##### TASK INPUTS
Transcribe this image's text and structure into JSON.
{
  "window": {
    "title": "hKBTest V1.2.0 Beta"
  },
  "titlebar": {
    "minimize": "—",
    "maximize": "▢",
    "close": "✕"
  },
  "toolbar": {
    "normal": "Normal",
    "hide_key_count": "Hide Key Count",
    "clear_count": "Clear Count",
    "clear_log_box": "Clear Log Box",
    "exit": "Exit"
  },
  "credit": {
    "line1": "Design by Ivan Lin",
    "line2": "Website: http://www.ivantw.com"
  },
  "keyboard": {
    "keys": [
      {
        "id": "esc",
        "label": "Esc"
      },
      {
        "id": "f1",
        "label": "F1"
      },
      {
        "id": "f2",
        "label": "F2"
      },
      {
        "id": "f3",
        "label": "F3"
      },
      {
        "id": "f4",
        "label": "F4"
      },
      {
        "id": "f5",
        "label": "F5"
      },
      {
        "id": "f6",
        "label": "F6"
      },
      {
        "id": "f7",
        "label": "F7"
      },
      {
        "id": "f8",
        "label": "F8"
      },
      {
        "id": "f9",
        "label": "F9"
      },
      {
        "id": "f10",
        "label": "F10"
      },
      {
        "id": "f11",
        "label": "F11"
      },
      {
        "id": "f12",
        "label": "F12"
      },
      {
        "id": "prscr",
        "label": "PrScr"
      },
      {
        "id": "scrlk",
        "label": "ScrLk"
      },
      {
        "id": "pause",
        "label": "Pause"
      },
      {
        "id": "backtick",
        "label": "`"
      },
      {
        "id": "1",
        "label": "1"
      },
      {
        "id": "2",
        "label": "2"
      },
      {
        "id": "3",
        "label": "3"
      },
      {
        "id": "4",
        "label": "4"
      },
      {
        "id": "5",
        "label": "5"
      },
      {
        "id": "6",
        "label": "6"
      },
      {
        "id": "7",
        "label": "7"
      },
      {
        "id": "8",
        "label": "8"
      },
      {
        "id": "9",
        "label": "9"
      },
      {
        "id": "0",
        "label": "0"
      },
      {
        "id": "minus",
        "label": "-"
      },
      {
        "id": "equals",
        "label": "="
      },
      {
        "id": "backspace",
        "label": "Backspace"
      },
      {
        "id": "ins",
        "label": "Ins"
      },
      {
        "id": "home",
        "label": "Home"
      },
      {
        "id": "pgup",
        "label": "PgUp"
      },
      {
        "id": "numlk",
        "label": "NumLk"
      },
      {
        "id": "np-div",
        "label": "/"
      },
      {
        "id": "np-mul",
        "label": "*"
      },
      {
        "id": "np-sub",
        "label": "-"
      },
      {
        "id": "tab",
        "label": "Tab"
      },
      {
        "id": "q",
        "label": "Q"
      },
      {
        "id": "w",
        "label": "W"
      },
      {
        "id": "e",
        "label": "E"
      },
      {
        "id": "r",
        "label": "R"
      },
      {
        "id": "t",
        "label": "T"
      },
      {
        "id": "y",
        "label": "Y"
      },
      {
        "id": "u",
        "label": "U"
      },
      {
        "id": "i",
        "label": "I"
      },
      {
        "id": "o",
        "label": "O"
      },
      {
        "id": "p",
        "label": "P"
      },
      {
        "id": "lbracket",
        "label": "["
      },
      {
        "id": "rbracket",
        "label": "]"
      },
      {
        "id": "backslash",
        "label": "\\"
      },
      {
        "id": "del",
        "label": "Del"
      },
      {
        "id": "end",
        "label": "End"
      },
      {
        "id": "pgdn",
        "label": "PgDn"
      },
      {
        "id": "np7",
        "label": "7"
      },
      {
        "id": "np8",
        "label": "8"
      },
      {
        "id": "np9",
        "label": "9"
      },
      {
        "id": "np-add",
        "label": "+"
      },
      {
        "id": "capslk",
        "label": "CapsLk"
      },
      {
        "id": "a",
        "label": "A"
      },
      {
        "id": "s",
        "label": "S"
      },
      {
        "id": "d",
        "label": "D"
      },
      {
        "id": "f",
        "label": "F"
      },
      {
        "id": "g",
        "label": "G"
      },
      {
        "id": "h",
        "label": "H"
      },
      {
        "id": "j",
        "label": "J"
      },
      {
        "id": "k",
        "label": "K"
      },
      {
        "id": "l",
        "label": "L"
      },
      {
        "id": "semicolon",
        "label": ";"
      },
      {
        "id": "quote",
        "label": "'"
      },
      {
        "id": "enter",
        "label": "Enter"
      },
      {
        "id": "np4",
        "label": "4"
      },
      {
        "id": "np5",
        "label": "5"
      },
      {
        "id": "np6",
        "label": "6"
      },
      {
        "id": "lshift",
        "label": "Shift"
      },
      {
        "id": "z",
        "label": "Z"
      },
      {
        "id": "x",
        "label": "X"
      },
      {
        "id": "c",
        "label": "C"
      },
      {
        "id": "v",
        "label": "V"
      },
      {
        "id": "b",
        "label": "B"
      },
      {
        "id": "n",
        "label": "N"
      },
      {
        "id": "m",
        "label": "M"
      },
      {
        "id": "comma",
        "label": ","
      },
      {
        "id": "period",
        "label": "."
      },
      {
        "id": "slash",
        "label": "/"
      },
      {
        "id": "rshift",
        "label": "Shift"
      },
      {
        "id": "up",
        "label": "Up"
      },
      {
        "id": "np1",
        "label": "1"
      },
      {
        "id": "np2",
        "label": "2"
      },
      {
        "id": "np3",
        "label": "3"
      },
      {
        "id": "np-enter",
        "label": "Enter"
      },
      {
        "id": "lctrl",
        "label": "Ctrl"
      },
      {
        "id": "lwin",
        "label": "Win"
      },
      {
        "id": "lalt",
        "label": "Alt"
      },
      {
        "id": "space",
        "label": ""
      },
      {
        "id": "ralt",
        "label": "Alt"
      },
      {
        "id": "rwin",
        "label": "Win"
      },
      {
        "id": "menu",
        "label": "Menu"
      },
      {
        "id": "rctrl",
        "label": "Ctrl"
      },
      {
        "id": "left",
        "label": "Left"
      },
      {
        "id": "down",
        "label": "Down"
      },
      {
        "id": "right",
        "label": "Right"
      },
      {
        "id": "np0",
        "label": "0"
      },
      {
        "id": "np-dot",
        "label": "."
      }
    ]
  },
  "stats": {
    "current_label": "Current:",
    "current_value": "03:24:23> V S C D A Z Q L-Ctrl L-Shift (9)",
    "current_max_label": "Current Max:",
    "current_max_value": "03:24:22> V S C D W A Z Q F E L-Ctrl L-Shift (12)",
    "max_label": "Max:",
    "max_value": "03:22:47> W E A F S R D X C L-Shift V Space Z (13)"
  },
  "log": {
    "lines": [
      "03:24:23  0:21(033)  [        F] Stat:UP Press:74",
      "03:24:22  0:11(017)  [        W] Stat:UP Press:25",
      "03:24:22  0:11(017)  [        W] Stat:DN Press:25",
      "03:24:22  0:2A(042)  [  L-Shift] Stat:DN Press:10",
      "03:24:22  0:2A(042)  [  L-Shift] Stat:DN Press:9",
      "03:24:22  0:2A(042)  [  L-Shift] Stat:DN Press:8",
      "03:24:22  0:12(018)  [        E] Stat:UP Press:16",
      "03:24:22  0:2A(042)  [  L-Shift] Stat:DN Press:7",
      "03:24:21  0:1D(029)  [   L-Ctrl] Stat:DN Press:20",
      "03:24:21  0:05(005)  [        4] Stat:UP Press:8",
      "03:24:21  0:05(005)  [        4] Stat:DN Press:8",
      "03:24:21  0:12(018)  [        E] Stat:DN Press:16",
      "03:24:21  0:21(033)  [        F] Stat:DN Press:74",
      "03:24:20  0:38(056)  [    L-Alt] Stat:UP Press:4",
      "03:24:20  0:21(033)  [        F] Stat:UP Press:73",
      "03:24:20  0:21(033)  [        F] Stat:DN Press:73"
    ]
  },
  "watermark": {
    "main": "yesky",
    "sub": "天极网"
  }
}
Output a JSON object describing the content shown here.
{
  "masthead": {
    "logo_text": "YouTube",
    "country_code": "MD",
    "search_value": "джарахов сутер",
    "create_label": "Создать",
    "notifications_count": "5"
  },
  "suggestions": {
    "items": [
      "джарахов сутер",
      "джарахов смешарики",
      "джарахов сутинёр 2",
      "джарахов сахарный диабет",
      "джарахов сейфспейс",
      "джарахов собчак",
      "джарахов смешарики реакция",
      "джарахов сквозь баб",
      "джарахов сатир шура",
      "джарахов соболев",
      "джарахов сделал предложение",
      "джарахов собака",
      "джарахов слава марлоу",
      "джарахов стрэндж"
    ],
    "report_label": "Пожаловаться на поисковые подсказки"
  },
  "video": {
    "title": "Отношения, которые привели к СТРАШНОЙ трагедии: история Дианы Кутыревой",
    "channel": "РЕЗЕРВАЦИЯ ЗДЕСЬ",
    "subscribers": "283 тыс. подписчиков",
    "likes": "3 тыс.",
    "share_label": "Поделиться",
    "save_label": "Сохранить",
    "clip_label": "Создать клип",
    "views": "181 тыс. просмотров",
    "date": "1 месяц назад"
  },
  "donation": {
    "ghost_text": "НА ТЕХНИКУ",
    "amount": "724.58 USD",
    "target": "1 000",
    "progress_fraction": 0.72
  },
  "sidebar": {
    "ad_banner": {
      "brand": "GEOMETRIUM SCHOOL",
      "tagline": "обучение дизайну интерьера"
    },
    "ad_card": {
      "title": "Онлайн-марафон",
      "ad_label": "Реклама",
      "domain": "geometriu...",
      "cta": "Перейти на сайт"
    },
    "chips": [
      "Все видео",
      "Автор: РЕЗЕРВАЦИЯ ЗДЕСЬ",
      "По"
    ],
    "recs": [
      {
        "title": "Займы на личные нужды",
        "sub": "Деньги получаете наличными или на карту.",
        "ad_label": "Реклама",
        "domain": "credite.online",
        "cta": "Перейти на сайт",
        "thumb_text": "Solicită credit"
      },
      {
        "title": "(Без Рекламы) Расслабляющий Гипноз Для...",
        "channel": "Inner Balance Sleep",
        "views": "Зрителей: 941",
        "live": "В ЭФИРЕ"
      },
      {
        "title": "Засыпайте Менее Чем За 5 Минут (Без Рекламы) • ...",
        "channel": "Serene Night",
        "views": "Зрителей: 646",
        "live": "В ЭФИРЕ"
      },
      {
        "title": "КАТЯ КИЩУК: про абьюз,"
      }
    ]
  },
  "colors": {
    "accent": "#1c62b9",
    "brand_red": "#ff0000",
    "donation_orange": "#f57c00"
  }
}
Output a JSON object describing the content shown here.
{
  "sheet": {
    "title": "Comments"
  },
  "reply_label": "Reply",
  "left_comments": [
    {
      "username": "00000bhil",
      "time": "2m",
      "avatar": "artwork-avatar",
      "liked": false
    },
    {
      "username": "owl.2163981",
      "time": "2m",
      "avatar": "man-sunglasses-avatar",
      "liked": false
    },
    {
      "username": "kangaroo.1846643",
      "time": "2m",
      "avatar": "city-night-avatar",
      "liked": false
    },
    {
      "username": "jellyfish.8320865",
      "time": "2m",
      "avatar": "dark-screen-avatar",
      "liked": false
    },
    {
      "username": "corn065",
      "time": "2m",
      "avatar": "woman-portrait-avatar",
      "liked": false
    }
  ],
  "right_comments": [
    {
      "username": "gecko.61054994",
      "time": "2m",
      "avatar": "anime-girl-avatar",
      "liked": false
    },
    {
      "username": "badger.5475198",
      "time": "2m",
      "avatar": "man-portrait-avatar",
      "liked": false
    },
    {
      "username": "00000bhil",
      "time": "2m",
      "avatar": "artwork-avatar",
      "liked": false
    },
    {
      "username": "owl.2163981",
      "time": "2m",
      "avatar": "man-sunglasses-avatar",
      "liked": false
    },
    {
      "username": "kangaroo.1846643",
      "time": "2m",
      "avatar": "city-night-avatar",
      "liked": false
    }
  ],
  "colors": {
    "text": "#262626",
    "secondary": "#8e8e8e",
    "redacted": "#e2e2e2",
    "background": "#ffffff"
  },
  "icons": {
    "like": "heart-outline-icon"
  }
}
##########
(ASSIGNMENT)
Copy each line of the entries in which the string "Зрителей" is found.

(EXERCISE SOLUTION)
        "views": "Зрителей: 941",
        "views": "Зрителей: 646",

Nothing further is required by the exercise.